Records drawn from a dataset:

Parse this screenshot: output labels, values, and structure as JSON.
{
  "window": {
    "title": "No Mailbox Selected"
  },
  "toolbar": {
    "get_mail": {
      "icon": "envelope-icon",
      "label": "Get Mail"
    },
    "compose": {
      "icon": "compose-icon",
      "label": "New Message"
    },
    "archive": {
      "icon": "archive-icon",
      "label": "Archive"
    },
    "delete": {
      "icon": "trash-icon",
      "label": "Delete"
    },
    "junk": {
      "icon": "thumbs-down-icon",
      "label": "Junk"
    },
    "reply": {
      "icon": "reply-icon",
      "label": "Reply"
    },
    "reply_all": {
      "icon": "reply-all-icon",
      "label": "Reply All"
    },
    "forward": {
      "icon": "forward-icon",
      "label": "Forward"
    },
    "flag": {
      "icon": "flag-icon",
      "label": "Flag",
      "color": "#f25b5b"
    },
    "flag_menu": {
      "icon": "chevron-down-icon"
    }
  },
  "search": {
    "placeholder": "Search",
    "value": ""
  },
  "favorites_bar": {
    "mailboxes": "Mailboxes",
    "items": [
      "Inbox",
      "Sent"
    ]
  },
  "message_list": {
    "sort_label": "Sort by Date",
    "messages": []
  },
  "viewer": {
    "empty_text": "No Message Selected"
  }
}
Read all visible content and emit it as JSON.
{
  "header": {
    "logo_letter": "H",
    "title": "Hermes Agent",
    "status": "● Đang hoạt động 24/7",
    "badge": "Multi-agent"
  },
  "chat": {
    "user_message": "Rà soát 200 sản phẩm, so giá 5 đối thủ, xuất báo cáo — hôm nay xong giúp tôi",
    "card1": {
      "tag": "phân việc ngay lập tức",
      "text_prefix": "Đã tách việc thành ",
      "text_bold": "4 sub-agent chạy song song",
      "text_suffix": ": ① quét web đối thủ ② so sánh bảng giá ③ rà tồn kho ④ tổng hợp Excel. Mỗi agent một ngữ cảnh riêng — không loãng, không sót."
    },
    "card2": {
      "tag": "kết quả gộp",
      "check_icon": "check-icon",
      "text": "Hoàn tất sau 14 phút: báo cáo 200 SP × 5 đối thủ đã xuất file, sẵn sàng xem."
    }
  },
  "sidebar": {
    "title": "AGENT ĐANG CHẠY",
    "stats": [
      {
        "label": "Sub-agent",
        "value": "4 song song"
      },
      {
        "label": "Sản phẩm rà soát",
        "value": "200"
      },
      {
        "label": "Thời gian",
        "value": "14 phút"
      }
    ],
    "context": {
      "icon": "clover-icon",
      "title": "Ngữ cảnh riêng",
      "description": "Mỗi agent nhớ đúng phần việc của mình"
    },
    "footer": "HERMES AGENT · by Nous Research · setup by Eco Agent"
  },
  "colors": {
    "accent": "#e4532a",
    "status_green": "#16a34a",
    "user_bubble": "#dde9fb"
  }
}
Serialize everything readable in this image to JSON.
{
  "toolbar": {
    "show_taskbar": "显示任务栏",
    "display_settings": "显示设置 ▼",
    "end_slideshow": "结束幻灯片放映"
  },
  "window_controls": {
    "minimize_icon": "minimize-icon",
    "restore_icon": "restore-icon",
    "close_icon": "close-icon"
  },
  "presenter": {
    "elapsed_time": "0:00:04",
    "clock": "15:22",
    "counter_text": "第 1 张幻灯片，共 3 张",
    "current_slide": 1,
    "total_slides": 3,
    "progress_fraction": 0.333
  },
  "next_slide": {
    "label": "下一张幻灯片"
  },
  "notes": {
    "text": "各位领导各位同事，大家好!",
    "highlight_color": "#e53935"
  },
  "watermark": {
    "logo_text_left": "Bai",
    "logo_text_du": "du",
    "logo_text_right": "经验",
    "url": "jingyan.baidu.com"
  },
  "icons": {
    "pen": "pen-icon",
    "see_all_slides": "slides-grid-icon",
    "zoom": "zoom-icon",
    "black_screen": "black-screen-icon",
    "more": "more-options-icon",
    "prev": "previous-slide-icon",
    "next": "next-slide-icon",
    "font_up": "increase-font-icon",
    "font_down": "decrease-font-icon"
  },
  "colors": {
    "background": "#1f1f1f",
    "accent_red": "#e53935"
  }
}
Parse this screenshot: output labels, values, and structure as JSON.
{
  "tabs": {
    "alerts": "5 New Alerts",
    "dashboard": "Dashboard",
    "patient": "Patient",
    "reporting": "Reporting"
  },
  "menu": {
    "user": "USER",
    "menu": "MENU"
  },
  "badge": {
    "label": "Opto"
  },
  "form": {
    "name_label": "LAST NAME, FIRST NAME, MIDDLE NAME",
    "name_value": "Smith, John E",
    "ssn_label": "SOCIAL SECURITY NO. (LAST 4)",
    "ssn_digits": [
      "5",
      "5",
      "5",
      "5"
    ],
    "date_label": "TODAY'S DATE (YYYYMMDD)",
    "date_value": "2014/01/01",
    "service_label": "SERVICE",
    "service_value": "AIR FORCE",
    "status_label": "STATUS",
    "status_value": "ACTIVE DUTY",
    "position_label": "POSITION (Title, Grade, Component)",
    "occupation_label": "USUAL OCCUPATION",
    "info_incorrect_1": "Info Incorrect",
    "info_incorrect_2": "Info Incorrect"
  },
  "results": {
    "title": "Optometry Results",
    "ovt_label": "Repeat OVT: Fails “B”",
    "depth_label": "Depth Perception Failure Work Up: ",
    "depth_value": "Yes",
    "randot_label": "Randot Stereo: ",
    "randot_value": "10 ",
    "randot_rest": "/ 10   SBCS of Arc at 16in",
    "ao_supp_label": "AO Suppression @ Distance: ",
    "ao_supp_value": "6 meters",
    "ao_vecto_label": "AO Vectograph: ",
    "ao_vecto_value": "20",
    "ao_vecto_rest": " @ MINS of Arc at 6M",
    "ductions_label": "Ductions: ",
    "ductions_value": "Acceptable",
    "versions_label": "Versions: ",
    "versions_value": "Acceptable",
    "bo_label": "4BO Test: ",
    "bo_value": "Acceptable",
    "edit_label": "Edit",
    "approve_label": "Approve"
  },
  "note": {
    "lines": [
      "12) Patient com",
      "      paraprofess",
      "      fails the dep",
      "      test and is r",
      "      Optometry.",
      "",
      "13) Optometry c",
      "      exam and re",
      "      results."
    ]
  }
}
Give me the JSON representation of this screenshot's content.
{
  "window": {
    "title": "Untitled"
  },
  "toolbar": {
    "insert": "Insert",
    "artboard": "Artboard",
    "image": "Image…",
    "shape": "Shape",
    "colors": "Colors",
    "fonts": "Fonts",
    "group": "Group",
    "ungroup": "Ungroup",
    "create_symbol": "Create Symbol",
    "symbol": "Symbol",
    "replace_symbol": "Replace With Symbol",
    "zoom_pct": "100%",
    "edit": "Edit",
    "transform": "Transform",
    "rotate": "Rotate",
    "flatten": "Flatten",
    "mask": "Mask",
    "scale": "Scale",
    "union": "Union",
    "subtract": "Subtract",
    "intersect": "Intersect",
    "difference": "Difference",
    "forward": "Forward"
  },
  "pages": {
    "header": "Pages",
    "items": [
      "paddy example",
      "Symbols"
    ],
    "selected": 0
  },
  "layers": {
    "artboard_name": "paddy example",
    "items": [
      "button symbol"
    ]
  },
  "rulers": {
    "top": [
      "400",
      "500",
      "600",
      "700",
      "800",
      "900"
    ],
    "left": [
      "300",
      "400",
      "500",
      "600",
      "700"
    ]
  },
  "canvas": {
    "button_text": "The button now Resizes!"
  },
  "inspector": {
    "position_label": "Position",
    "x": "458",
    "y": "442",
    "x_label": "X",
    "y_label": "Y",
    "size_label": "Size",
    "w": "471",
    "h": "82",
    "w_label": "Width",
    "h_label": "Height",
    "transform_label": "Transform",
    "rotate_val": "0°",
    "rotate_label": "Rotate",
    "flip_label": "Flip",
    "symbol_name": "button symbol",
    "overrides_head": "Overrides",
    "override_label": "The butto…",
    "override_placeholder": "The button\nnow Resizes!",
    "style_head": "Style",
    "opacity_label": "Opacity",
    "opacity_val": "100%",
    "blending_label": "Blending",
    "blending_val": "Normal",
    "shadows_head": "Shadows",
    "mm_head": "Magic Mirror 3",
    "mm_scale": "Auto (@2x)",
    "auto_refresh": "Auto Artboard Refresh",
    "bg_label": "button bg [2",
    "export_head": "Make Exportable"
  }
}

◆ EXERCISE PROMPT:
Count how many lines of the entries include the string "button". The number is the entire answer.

◆ EXPECTED ANSWER:
5